[Saved entries]

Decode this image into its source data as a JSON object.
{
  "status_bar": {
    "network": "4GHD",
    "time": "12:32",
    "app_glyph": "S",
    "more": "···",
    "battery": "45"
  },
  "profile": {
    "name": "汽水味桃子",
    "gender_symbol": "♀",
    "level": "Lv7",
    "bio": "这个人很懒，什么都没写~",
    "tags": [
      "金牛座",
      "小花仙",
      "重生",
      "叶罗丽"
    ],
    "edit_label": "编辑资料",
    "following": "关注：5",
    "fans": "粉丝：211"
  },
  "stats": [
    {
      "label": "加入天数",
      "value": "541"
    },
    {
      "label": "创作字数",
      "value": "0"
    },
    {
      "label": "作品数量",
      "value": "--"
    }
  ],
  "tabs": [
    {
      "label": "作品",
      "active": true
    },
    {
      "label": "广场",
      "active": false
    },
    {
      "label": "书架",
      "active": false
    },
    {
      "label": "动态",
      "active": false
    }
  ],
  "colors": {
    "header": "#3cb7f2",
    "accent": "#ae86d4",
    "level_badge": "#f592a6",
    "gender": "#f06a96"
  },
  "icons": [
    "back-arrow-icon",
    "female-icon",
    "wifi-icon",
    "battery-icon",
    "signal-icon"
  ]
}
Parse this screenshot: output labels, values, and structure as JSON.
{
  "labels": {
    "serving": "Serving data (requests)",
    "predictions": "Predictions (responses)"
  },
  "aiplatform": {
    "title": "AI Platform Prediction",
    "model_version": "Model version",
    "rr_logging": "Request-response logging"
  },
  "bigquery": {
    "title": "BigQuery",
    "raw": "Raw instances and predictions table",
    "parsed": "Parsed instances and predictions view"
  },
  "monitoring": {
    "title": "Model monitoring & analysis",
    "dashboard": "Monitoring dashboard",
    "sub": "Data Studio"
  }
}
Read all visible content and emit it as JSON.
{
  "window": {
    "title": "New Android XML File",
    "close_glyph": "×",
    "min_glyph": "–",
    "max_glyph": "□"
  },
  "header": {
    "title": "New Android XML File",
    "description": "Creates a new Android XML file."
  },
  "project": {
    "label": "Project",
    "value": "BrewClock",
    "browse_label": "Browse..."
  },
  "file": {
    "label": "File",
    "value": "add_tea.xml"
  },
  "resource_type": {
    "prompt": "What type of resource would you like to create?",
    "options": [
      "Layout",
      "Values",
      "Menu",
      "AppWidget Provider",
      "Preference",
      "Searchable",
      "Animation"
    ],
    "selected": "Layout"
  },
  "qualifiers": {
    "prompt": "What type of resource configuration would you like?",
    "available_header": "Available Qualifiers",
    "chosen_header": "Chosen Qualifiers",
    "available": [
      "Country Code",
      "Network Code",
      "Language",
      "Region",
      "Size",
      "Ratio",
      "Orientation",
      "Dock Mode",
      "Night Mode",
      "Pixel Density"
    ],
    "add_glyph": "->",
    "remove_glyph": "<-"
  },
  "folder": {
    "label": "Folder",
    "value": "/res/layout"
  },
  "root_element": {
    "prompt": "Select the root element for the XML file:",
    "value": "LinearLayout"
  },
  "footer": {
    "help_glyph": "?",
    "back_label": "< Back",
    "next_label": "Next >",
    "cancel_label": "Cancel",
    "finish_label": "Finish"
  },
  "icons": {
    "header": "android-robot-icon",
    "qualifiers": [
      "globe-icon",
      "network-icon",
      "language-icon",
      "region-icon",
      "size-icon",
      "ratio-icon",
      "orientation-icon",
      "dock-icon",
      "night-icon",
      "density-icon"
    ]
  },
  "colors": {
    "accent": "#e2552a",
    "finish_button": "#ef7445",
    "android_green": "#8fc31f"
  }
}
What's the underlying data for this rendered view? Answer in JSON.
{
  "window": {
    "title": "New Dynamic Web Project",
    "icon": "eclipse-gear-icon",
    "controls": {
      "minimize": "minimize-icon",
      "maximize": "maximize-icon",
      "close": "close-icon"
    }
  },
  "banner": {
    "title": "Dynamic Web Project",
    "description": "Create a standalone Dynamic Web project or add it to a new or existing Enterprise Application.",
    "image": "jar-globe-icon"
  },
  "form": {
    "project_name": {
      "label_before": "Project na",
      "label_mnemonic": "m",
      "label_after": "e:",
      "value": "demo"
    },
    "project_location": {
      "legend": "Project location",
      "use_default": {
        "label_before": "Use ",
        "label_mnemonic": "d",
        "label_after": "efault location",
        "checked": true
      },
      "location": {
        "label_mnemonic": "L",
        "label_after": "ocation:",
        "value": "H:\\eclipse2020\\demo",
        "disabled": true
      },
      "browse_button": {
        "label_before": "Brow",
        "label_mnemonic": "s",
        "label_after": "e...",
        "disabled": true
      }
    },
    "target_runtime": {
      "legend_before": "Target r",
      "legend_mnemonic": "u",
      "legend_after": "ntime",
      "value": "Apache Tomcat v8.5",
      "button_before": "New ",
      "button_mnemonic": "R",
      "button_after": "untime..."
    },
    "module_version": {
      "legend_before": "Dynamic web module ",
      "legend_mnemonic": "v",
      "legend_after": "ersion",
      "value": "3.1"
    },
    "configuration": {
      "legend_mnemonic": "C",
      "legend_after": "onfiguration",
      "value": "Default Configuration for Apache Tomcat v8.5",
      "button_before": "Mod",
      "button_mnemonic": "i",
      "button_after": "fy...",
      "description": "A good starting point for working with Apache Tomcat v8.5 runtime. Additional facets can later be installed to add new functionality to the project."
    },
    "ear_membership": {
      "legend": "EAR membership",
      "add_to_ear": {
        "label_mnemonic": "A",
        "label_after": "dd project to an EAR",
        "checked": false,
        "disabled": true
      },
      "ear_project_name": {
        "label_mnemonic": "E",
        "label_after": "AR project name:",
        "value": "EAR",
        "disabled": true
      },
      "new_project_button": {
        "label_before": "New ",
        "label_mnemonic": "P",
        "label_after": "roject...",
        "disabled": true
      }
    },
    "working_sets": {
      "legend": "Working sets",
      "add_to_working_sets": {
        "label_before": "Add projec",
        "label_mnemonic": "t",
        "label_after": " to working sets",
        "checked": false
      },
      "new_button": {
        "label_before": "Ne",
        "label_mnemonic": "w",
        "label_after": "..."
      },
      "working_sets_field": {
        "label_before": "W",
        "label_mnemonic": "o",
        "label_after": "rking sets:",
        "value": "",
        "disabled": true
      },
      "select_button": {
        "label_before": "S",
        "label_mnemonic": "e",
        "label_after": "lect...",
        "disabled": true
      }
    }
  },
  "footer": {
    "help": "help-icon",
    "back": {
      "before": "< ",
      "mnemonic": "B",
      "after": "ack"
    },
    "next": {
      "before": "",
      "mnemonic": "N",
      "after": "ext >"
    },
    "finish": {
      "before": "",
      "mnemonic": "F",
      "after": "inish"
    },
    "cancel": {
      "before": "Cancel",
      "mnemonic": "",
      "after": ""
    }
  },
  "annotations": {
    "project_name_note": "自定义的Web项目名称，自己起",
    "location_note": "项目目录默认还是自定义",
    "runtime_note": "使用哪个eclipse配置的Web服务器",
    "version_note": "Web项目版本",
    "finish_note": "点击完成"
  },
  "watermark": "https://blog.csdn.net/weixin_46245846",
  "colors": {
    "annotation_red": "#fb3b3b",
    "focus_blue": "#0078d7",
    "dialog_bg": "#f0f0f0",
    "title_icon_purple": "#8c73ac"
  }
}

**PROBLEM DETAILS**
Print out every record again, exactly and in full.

**REPLY TO THE EXERCISE**
Decode this image into its source data as a JSON object.
{
  "status_bar": {
    "network": "4GHD",
    "time": "12:32",
    "app_glyph": "S",
    "more": "···",
    "battery": "45"
  },
  "profile": {
    "name": "汽水味桃子",
    "gender_symbol": "♀",
    "level": "Lv7",
    "bio": "这个人很懒，什么都没写~",
    "tags": [
      "金牛座",
      "小花仙",
      "重生",
      "叶罗丽"
    ],
    "edit_label": "编辑资料",
    "following": "关注：5",
    "fans": "粉丝：211"
  },
  "stats": [
    {
      "label": "加入天数",
      "value": "541"
    },
    {
      "label": "创作字数",
      "value": "0"
    },
    {
      "label": "作品数量",
      "value": "--"
    }
  ],
  "tabs": [
    {
      "label": "作品",
      "active": true
    },
    {
      "label": "广场",
      "active": false
    },
    {
      "label": "书架",
      "active": false
    },
    {
      "label": "动态",
      "active": false
    }
  ],
  "colors": {
    "header": "#3cb7f2",
    "accent": "#ae86d4",
    "level_badge": "#f592a6",
    "gender": "#f06a96"
  },
  "icons": [
    "back-arrow-icon",
    "female-icon",
    "wifi-icon",
    "battery-icon",
    "signal-icon"
  ]
}
Parse this screenshot: output labels, values, and structure as JSON.
{
  "labels": {
    "serving": "Serving data (requests)",
    "predictions": "Predictions (responses)"
  },
  "aiplatform": {
    "title": "AI Platform Prediction",
    "model_version": "Model version",
    "rr_logging": "Request-response logging"
  },
  "bigquery": {
    "title": "BigQuery",
    "raw": "Raw instances and predictions table",
    "parsed": "Parsed instances and predictions view"
  },
  "monitoring": {
    "title": "Model monitoring & analysis",
    "dashboard": "Monitoring dashboard",
    "sub": "Data Studio"
  }
}
Read all visible content and emit it as JSON.
{
  "window": {
    "title": "New Android XML File",
    "close_glyph": "×",
    "min_glyph": "–",
    "max_glyph": "□"
  },
  "header": {
    "title": "New Android XML File",
    "description": "Creates a new Android XML file."
  },
  "project": {
    "label": "Project",
    "value": "BrewClock",
    "browse_label": "Browse..."
  },
  "file": {
    "label": "File",
    "value": "add_tea.xml"
  },
  "resource_type": {
    "prompt": "What type of resource would you like to create?",
    "options": [
      "Layout",
      "Values",
      "Menu",
      "AppWidget Provider",
      "Preference",
      "Searchable",
      "Animation"
    ],
    "selected": "Layout"
  },
  "qualifiers": {
    "prompt": "What type of resource configuration would you like?",
    "available_header": "Available Qualifiers",
    "chosen_header": "Chosen Qualifiers",
    "available": [
      "Country Code",
      "Network Code",
      "Language",
      "Region",
      "Size",
      "Ratio",
      "Orientation",
      "Dock Mode",
      "Night Mode",
      "Pixel Density"
    ],
    "add_glyph": "->",
    "remove_glyph": "<-"
  },
  "folder": {
    "label": "Folder",
    "value": "/res/layout"
  },
  "root_element": {
    "prompt": "Select the root element for the XML file:",
    "value": "LinearLayout"
  },
  "footer": {
    "help_glyph": "?",
    "back_label": "< Back",
    "next_label": "Next >",
    "cancel_label": "Cancel",
    "finish_label": "Finish"
  },
  "icons": {
    "header": "android-robot-icon",
    "qualifiers": [
      "globe-icon",
      "network-icon",
      "language-icon",
      "region-icon",
      "size-icon",
      "ratio-icon",
      "orientation-icon",
      "dock-icon",
      "night-icon",
      "density-icon"
    ]
  },
  "colors": {
    "accent": "#e2552a",
    "finish_button": "#ef7445",
    "android_green": "#8fc31f"
  }
}
What's the underlying data for this rendered view? Answer in JSON.
{
  "window": {
    "title": "New Dynamic Web Project",
    "icon": "eclipse-gear-icon",
    "controls": {
      "minimize": "minimize-icon",
      "maximize": "maximize-icon",
      "close": "close-icon"
    }
  },
  "banner": {
    "title": "Dynamic Web Project",
    "description": "Create a standalone Dynamic Web project or add it to a new or existing Enterprise Application.",
    "image": "jar-globe-icon"
  },
  "form": {
    "project_name": {
      "label_before": "Project na",
      "label_mnemonic": "m",
      "label_after": "e:",
      "value": "demo"
    },
    "project_location": {
      "legend": "Project location",
      "use_default": {
        "label_before": "Use ",
        "label_mnemonic": "d",
        "label_after": "efault location",
        "checked": true
      },
      "location": {
        "label_mnemonic": "L",
        "label_after": "ocation:",
        "value": "H:\\eclipse2020\\demo",
        "disabled": true
      },
      "browse_button": {
        "label_before": "Brow",
        "label_mnemonic": "s",
        "label_after": "e...",
        "disabled": true
      }
    },
    "target_runtime": {
      "legend_before": "Target r",
      "legend_mnemonic": "u",
      "legend_after": "ntime",
      "value": "Apache Tomcat v8.5",
      "button_before": "New ",
      "button_mnemonic": "R",
      "button_after": "untime..."
    },
    "module_version": {
      "legend_before": "Dynamic web module ",
      "legend_mnemonic": "v",
      "legend_after": "ersion",
      "value": "3.1"
    },
    "configuration": {
      "legend_mnemonic": "C",
      "legend_after": "onfiguration",
      "value": "Default Configuration for Apache Tomcat v8.5",
      "button_before": "Mod",
      "button_mnemonic": "i",
      "button_after": "fy...",
      "description": "A good starting point for working with Apache Tomcat v8.5 runtime. Additional facets can later be installed to add new functionality to the project."
    },
    "ear_membership": {
      "legend": "EAR membership",
      "add_to_ear": {
        "label_mnemonic": "A",
        "label_after": "dd project to an EAR",
        "checked": false,
        "disabled": true
      },
      "ear_project_name": {
        "label_mnemonic": "E",
        "label_after": "AR project name:",
        "value": "EAR",
        "disabled": true
      },
      "new_project_button": {
        "label_before": "New ",
        "label_mnemonic": "P",
        "label_after": "roject...",
        "disabled": true
      }
    },
    "working_sets": {
      "legend": "Working sets",
      "add_to_working_sets": {
        "label_before": "Add projec",
        "label_mnemonic": "t",
        "label_after": " to working sets",
        "checked": false
      },
      "new_button": {
        "label_before": "Ne",
        "label_mnemonic": "w",
        "label_after": "..."
      },
      "working_sets_field": {
        "label_before": "W",
        "label_mnemonic": "o",
        "label_after": "rking sets:",
        "value": "",
        "disabled": true
      },
      "select_button": {
        "label_before": "S",
        "label_mnemonic": "e",
        "label_after": "lect...",
        "disabled": true
      }
    }
  },
  "footer": {
    "help": "help-icon",
    "back": {
      "before": "< ",
      "mnemonic": "B",
      "after": "ack"
    },
    "next": {
      "before": "",
      "mnemonic": "N",
      "after": "ext >"
    },
    "finish": {
      "before": "",
      "mnemonic": "F",
      "after": "inish"
    },
    "cancel": {
      "before": "Cancel",
      "mnemonic": "",
      "after": ""
    }
  },
  "annotations": {
    "project_name_note": "自定义的Web项目名称，自己起",
    "location_note": "项目目录默认还是自定义",
    "runtime_note": "使用哪个eclipse配置的Web服务器",
    "version_note": "Web项目版本",
    "finish_note": "点击完成"
  },
  "watermark": "https://blog.csdn.net/weixin_46245846",
  "colors": {
    "annotation_red": "#fb3b3b",
    "focus_blue": "#0078d7",
    "dialog_bg": "#f0f0f0",
    "title_icon_purple": "#8c73ac"
  }
}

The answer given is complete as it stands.